When asked about their driving skills, 84% of college students rated themselves above average. Clearly, this is unlikely to be the case. In investing, the overconfidence bias manifests itself through excess trading, as the investor believes his ideas more accurate and better interpreted than everyone else’s.
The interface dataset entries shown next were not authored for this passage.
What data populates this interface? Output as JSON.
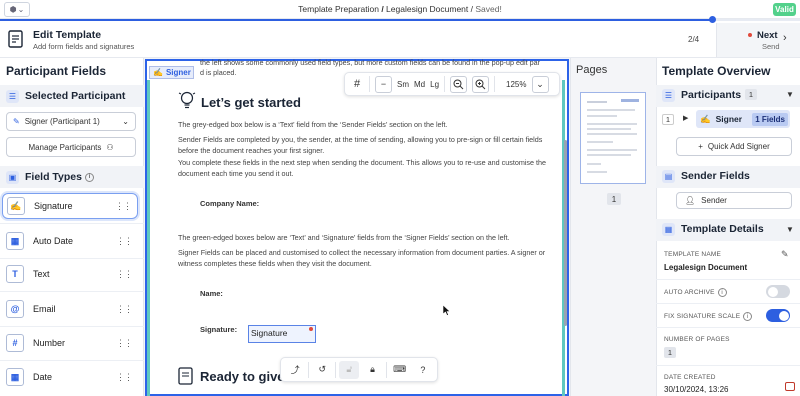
{
  "topbar": {
    "breadcrumb_a": "Template Preparation",
    "sep1": " / ",
    "breadcrumb_b": "Legalesign Document",
    "sep2": " / ",
    "status": "Saved!",
    "valid_badge": "Valid",
    "progress_percent": 89
  },
  "header": {
    "title": "Edit Template",
    "subtitle": "Add form fields and signatures",
    "step": "2/4",
    "next_label": "Next",
    "next_sub": "Send"
  },
  "left_panel": {
    "title": "Participant Fields",
    "selected_participant_heading": "Selected Participant",
    "participant_select_value": "Signer (Participant 1)",
    "manage_button": "Manage Participants",
    "field_types_heading": "Field Types",
    "field_types": [
      {
        "label": "Signature",
        "icon": "signature-icon",
        "glyph": "✍"
      },
      {
        "label": "Auto Date",
        "icon": "calendar-auto-icon",
        "glyph": "▦"
      },
      {
        "label": "Text",
        "icon": "text-icon",
        "glyph": "T"
      },
      {
        "label": "Email",
        "icon": "at-icon",
        "glyph": "@"
      },
      {
        "label": "Number",
        "icon": "hash-icon",
        "glyph": "#"
      },
      {
        "label": "Date",
        "icon": "calendar-icon",
        "glyph": "▦"
      }
    ]
  },
  "document": {
    "signer_tag": "Signer",
    "top_text": "the left shows some commonly used field types, but more custom fields can be found in the pop-up edit panel after",
    "top_text2": "d is placed.",
    "heading1": "Let’s get started",
    "p1": "The grey-edged box below is a ‘Text’ field from the ‘Sender Fields’ section on the left.",
    "p2": "Sender Fields are completed by you, the sender, at the time of sending, allowing you to pre-sign or fill certain fields before the document reaches your first signer.",
    "p3": "You complete these fields in the next step when sending the document. This allows you to re-use and customise the document each time you send it out.",
    "company_label": "Company Name:",
    "p4": "The green-edged boxes below are ‘Text’ and ‘Signature’ fields from the ‘Signer Fields’ section on the left.",
    "p5": "Signer Fields can be placed and customised to collect the necessary information from document parties. A signer or witness completes these fields when they visit the document.",
    "name_label": "Name:",
    "signature_label": "Signature:",
    "signature_field": "Signature",
    "heading2": "Ready to give"
  },
  "toolbar": {
    "grid": "#",
    "minus": "−",
    "sizes": [
      "Sm",
      "Md",
      "Lg"
    ],
    "zoom": "125%"
  },
  "pages_panel": {
    "title": "Pages",
    "page_number": "1"
  },
  "right_panel": {
    "title": "Template Overview",
    "participants_heading": "Participants",
    "participants_count": "1",
    "participant_index": "1",
    "participant_name": "Signer",
    "participant_fields": "1 Fields",
    "quick_add": "Quick Add Signer",
    "sender_fields_heading": "Sender Fields",
    "sender_label": "Sender",
    "template_details_heading": "Template Details",
    "template_name_label": "TEMPLATE NAME",
    "template_name_value": "Legalesign Document",
    "auto_archive_label": "AUTO ARCHIVE",
    "auto_archive_on": false,
    "fix_sig_label": "FIX SIGNATURE SCALE",
    "fix_sig_on": true,
    "pages_label": "NUMBER OF PAGES",
    "pages_value": "1",
    "date_created_label": "DATE CREATED",
    "date_created_value": "30/10/2024, 13:26"
  },
  "colors": {
    "accent": "#2d5fe0",
    "valid": "#53d18b",
    "signer_edge": "#5fc8c0"
  }
}
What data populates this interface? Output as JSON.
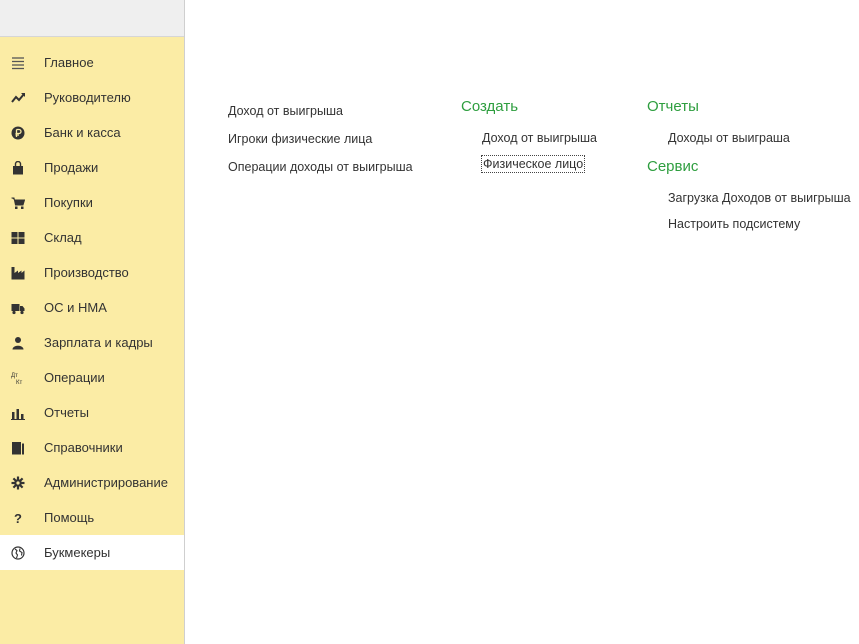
{
  "sidebar": {
    "items": [
      {
        "label": "Главное",
        "icon": "menu-lines-icon",
        "active": false
      },
      {
        "label": "Руководителю",
        "icon": "trend-icon",
        "active": false
      },
      {
        "label": "Банк и касса",
        "icon": "ruble-icon",
        "active": false
      },
      {
        "label": "Продажи",
        "icon": "shopping-bag-icon",
        "active": false
      },
      {
        "label": "Покупки",
        "icon": "cart-icon",
        "active": false
      },
      {
        "label": "Склад",
        "icon": "warehouse-icon",
        "active": false
      },
      {
        "label": "Производство",
        "icon": "factory-icon",
        "active": false
      },
      {
        "label": "ОС и НМА",
        "icon": "truck-icon",
        "active": false
      },
      {
        "label": "Зарплата и кадры",
        "icon": "person-icon",
        "active": false
      },
      {
        "label": "Операции",
        "icon": "dt-kt-icon",
        "icon_text": "Дт\nКт",
        "active": false
      },
      {
        "label": "Отчеты",
        "icon": "bar-chart-icon",
        "active": false
      },
      {
        "label": "Справочники",
        "icon": "books-icon",
        "active": false
      },
      {
        "label": "Администрирование",
        "icon": "gear-icon",
        "active": false
      },
      {
        "label": "Помощь",
        "icon": "question-icon",
        "active": false
      },
      {
        "label": "Букмекеры",
        "icon": "globe-icon",
        "active": true
      }
    ]
  },
  "main": {
    "links": [
      "Доход от выигрыша",
      "Игроки физические лица",
      "Операции доходы от выигрыша"
    ],
    "create": {
      "title": "Создать",
      "items": [
        "Доход от выигрыша",
        "Физическое лицо"
      ]
    },
    "reports": {
      "title": "Отчеты",
      "items": [
        "Доходы от выиграша"
      ]
    },
    "service": {
      "title": "Сервис",
      "items": [
        "Загрузка Доходов от выигрыша",
        "Настроить подсистему"
      ]
    }
  },
  "colors": {
    "sidebar_bg": "#fbeca5",
    "section_title": "#2e9e3f",
    "active_item_bg": "#ffffff"
  }
}
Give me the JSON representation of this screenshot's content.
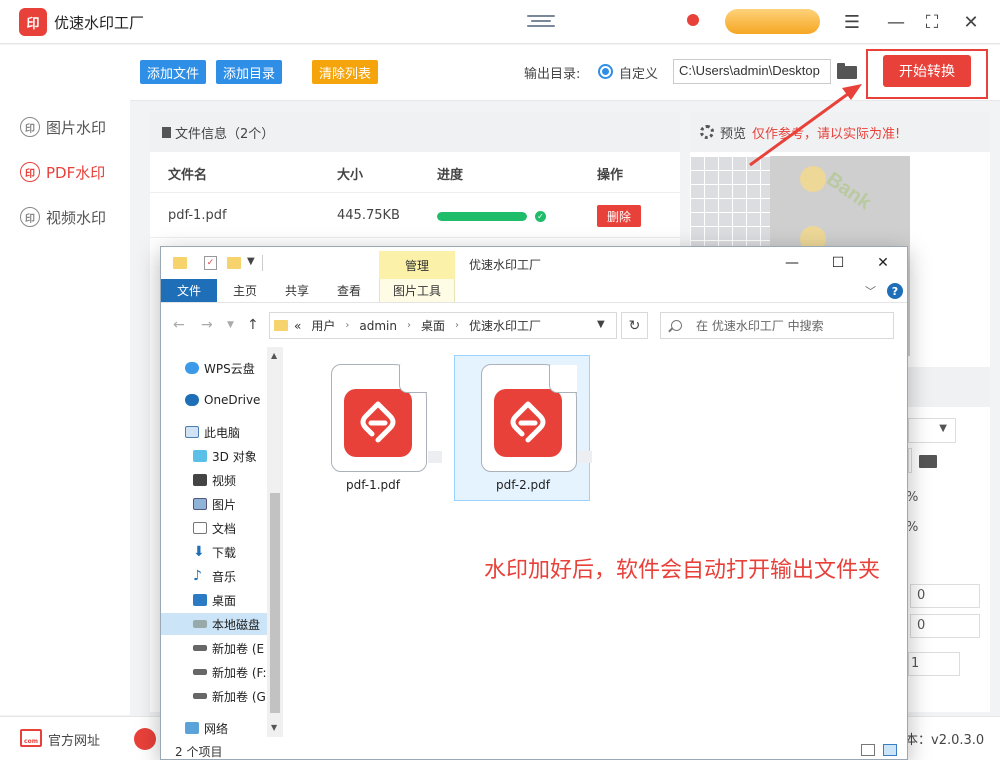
{
  "app": {
    "logo_text": "印",
    "title": "优速水印工厂",
    "version": "本：v2.0.3.0"
  },
  "sidebar": {
    "items": [
      {
        "label": "图片水印",
        "icon": "印"
      },
      {
        "label": "PDF水印",
        "icon": "印"
      },
      {
        "label": "视频水印",
        "icon": "印"
      }
    ]
  },
  "toolbar": {
    "add_file": "添加文件",
    "add_dir": "添加目录",
    "clear_list": "清除列表",
    "output_label": "输出目录:",
    "radio_label": "自定义",
    "output_path": "C:\\Users\\admin\\Desktop",
    "start_button": "开始转换"
  },
  "file_panel": {
    "header": "文件信息（2个）",
    "columns": [
      "文件名",
      "大小",
      "进度",
      "操作"
    ],
    "rows": [
      {
        "name": "pdf-1.pdf",
        "size": "445.75KB",
        "progress": 1.0,
        "action": "删除"
      }
    ]
  },
  "preview": {
    "label": "预览",
    "warning": "仅作参考，请以实际为准!",
    "watermark_text": "Bank"
  },
  "settings_values": {
    "pct1": "%",
    "pct2": "%",
    "num1": "0",
    "num2": "0",
    "num3": "1"
  },
  "footer": {
    "site": "官方网址"
  },
  "explorer": {
    "manage_tab": "管理",
    "window_title": "优速水印工厂",
    "ribbon_tabs": [
      "文件",
      "主页",
      "共享",
      "查看",
      "图片工具"
    ],
    "breadcrumb": [
      "用户",
      "admin",
      "桌面",
      "优速水印工厂"
    ],
    "breadcrumb_prefix": "«",
    "search_placeholder": "在 优速水印工厂 中搜索",
    "nav_items": [
      {
        "label": "WPS云盘",
        "icon": "cloud-icon"
      },
      {
        "label": "OneDrive",
        "icon": "onedrive-icon"
      },
      {
        "label": "此电脑",
        "icon": "computer-icon"
      },
      {
        "label": "3D 对象",
        "icon": "cube-icon"
      },
      {
        "label": "视频",
        "icon": "video-icon"
      },
      {
        "label": "图片",
        "icon": "picture-icon"
      },
      {
        "label": "文档",
        "icon": "document-icon"
      },
      {
        "label": "下载",
        "icon": "download-icon"
      },
      {
        "label": "音乐",
        "icon": "music-icon"
      },
      {
        "label": "桌面",
        "icon": "desktop-icon"
      },
      {
        "label": "本地磁盘",
        "icon": "drive-icon"
      },
      {
        "label": "新加卷 (E",
        "icon": "drive-icon"
      },
      {
        "label": "新加卷 (F:",
        "icon": "drive-icon"
      },
      {
        "label": "新加卷 (G",
        "icon": "drive-icon"
      },
      {
        "label": "网络",
        "icon": "network-icon"
      }
    ],
    "files": [
      {
        "name": "pdf-1.pdf"
      },
      {
        "name": "pdf-2.pdf"
      }
    ],
    "annotation": "水印加好后，软件会自动打开输出文件夹",
    "status": "2 个项目"
  },
  "colors": {
    "accent_red": "#e8413a",
    "button_blue": "#2f8fe6",
    "button_orange": "#f5a40c",
    "progress_green": "#1fbd6a"
  }
}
In a study of discount brokerage trading, men were found to trade more than women, and the excess trading did not result in higher returns. In fact, the commissions resulted in lower net returns. This study supports a thesis that men are overconfident investors. Furthermore, the overconfidence results in selecting riskier stocks on average.Active Management, Behavioral Finance, Investing in Stocks, Investment Returns, Portfolio Management, Research See also: